Belmont most popular recordings as a solo artist were "The Mocking Bird" and his own composition, "Beautiful Birds, Sing On."[1] According to Joel Whitburn's estimations, overall his best-selling record was "Tell Me Pretty Maiden" in an ensemble with Byron G. Harlan, Frank C. Stanley and "The Floradora Girls" in a 1901 recording for Columbia.[8]

Belmont sang in addition to his whistling. He sang the baritone part in the first recordings of the "Columbia Quartette".[1] Belmont claimed to have "discovered" Henry Burr by bringing his attention to Columbia recording engineer George Emerson.[1]

Recorded compositions[edit]

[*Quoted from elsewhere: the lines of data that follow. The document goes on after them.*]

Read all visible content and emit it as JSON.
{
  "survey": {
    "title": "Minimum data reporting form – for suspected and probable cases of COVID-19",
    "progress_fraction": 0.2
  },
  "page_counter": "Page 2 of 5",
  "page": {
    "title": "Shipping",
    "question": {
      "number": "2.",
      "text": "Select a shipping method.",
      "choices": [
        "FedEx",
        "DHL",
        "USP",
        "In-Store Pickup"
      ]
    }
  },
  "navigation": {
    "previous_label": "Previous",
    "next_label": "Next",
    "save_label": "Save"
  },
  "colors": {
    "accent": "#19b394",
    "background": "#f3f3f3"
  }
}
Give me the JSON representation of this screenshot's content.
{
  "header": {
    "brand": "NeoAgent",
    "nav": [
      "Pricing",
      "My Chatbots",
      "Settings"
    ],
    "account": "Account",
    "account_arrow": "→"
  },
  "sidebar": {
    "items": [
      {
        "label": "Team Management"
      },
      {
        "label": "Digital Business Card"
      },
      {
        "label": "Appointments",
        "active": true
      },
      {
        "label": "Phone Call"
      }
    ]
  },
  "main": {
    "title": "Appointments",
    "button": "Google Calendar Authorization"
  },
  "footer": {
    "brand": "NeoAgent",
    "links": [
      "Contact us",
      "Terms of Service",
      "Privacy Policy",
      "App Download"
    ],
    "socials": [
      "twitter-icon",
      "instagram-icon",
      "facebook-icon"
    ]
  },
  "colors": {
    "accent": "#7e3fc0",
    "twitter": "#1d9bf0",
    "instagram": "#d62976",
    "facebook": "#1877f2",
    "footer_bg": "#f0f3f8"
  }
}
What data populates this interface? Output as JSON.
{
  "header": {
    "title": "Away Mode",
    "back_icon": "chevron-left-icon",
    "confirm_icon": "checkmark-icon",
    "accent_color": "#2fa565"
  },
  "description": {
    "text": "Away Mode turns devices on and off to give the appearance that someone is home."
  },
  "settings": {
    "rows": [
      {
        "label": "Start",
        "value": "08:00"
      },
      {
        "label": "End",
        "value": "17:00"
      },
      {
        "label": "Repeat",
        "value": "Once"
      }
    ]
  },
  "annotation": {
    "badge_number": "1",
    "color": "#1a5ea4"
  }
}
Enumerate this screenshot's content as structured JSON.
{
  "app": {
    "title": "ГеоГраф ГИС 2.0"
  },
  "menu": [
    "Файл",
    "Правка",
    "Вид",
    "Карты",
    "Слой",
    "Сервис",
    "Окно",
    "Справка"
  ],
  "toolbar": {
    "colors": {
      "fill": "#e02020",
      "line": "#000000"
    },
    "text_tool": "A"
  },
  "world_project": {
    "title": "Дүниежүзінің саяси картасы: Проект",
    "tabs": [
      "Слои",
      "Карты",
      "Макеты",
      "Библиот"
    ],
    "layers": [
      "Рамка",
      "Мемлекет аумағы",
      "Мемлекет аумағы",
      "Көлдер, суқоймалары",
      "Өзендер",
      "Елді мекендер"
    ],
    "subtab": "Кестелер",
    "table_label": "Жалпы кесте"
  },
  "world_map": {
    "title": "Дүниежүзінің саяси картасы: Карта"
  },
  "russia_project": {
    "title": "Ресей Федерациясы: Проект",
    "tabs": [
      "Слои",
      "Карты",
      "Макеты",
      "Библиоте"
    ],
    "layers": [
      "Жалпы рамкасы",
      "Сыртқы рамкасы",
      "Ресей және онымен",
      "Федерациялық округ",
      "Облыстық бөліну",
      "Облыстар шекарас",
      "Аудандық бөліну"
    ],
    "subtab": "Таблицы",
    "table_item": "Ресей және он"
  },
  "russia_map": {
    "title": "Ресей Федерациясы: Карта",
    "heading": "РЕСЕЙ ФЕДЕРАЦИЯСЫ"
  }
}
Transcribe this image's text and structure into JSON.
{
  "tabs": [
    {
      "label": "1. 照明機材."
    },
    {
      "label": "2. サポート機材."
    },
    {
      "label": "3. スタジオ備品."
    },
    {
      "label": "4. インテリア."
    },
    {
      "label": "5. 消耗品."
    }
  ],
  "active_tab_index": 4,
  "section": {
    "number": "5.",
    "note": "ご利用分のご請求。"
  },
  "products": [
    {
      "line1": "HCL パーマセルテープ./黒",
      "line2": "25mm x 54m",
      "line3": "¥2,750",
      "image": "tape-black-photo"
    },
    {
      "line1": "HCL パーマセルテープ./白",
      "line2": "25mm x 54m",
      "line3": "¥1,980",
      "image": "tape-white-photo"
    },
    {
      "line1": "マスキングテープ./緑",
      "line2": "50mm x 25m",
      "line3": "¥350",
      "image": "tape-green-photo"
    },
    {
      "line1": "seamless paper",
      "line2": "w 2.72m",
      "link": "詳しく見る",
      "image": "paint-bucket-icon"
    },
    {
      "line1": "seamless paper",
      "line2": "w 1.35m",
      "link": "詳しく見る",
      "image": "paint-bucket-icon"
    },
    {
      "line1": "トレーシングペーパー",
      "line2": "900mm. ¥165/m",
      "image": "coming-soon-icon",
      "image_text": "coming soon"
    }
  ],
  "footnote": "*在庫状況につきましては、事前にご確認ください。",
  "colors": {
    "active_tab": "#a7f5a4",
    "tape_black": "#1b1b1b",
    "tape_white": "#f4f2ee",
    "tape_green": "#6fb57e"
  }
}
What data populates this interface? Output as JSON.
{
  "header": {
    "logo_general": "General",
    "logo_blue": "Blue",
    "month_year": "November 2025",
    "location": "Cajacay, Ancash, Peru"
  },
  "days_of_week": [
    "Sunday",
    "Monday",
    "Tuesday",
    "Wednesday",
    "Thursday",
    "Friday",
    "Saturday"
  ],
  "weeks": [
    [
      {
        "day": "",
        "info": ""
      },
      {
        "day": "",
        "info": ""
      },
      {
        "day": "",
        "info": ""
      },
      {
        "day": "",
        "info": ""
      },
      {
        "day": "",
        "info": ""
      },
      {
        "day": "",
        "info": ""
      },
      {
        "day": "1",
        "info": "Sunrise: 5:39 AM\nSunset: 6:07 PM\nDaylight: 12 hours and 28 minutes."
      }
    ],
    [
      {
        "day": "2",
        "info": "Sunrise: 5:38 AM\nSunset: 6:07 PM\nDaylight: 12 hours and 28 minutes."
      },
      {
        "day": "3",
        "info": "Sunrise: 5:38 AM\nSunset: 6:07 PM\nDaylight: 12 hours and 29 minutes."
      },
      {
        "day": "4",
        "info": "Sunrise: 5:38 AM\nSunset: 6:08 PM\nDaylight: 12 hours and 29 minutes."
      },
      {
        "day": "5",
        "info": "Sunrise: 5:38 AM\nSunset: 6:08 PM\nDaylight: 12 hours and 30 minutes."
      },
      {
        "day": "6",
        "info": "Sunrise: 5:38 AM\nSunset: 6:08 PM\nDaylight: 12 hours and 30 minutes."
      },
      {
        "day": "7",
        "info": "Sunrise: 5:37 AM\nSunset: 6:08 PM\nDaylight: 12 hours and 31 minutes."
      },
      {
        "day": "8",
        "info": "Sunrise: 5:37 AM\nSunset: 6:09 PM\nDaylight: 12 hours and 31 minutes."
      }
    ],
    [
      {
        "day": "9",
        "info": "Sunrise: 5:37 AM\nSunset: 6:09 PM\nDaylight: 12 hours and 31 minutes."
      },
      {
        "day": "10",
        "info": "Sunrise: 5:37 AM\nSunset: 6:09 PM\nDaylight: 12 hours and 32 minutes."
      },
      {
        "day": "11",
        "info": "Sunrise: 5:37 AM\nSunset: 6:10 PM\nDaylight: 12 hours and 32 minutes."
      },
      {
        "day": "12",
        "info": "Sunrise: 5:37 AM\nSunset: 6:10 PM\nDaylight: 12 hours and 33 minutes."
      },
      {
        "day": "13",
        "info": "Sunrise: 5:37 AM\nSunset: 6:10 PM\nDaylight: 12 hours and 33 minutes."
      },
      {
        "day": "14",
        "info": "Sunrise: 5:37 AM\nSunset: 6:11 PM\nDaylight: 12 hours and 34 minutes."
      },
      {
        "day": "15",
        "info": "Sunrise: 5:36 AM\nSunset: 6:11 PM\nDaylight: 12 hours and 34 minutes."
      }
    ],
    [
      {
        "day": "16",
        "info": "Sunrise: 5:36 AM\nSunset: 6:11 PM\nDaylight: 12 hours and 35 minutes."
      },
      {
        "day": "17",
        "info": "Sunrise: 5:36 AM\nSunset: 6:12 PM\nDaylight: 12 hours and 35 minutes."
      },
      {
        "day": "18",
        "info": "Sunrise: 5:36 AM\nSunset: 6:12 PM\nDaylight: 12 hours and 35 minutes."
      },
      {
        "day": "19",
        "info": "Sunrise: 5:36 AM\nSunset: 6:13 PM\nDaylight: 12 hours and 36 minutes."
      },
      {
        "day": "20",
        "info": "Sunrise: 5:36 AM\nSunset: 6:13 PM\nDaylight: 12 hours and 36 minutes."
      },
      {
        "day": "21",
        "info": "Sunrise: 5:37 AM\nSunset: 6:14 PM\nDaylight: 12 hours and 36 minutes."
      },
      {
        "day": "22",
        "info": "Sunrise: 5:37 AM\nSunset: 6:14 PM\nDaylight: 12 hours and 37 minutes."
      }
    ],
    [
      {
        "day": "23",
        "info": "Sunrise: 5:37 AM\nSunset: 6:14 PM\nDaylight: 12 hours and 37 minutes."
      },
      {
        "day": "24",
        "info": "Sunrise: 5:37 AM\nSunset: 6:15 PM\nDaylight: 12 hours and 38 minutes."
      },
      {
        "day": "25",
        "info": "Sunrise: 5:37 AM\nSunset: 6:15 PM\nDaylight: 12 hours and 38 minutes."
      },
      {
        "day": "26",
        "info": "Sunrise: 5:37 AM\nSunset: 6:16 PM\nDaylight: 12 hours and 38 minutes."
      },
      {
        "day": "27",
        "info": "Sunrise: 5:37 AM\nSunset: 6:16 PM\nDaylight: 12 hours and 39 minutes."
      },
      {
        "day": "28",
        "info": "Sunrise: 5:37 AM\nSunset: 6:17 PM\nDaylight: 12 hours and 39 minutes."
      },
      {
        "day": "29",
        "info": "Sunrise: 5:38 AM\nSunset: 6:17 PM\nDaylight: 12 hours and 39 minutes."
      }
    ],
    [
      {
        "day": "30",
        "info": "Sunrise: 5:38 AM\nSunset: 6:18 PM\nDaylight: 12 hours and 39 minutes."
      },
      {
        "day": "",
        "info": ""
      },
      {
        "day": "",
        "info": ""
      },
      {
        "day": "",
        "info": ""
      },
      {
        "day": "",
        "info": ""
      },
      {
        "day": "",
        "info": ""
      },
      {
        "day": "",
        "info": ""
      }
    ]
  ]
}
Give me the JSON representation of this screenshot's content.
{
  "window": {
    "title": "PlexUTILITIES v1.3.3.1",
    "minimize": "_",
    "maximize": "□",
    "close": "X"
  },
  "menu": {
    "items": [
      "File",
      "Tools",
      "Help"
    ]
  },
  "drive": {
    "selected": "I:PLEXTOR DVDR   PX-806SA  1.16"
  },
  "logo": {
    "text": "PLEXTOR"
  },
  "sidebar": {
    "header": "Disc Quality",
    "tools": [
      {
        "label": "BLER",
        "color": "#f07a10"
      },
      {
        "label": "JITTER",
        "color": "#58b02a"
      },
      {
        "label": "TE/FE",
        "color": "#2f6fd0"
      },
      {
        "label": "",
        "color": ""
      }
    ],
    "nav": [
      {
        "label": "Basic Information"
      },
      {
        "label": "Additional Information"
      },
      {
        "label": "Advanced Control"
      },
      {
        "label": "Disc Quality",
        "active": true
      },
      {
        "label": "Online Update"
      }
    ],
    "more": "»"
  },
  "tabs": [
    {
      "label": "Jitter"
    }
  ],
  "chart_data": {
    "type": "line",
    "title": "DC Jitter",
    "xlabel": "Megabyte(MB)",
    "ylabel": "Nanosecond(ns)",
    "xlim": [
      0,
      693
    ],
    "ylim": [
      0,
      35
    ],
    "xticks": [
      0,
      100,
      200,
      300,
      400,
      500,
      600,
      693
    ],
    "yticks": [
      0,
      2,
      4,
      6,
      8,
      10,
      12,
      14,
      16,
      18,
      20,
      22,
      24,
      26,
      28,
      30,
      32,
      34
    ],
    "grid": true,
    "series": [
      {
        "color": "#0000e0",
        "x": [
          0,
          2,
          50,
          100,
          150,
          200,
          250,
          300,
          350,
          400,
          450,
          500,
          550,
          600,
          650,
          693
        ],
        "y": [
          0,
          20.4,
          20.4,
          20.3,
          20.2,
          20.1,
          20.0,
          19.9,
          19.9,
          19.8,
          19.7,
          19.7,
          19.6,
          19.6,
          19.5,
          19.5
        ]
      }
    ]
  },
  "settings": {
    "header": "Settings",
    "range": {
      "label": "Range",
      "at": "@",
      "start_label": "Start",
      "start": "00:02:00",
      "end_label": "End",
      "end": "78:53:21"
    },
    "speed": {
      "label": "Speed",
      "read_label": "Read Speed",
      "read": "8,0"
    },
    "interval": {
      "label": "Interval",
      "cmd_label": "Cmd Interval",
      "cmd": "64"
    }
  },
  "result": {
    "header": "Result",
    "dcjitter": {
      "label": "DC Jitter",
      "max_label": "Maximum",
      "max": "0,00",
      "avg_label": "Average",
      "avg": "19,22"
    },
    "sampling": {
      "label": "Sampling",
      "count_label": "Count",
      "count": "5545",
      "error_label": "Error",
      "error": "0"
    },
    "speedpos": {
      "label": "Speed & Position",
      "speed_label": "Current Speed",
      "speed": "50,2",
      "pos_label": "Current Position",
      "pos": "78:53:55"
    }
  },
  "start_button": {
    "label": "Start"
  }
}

  • The Blacksmith and the Bird[9]
  • The Blue Jay and the Thrush[9]
  • Beautiful Birds, Sing On
  • Gentle Spring Is Here Again[9]
  • How Birds Make Love[9]
  • The Merry Farmer Boys[9]
  • The Nightingale[10]
  • On an Afternoon in June[10]
  • The Songs of the Nations[9]
  • Whistle While You Walk[9]
  • The Whistling Coquette[9]

References[edit]

  1. ^ a b c d e f g h i j k l m n Walsh, Jim (March 1948). "Favorite Pioneer Recording Artists: Joe Belmont, "The Human Bird"". Hobbies. Chicago: Lightner Publishing Corporation. pp. 35–37.
  2. ^ Frank Hoffmann. Chronology of American Popular Music, 1900-2000.
  3. ^ Smith, Jacob (2015). Eco-Sonic Media. University of California Press. pp. 55–56.
  4. ^ Hoffmann, Frank, ed. (2005). Encyclopedia of Recorded Sound. Volume 1 (2 ed.). Routledge. p. 90.
  5. ^ Cheryl Bentsen (1980) Birdwoman of the concourse. New York Magazine 11 February 1980. p. 88
  6. ^ Walsh, Jim (February 1950). "Death of Joe Belmont". Hobbies. Chicago: Lightner Publishing Corporation. p. 35.
  7. ^ The New Yorker January 28, 1950 page 19
  8. ^ Whitburn, Joel (1986). Pop Memories 1890–1954. Menomonee Falls, Wisconsin: Record Research, Inc. p. 50. ISBN 0-89820-083-0.
  9. ^ a b c d e f g h Discography of American Historical Recordings, s.v. "Joseph Belmont (composer)," accessed September 14, 2018, [1].
  10. ^ a b Discography of American Historical Recordings, s.v. "J. W. Fulton (composer)," accessed September 14, 2018, [2].

External links[edit]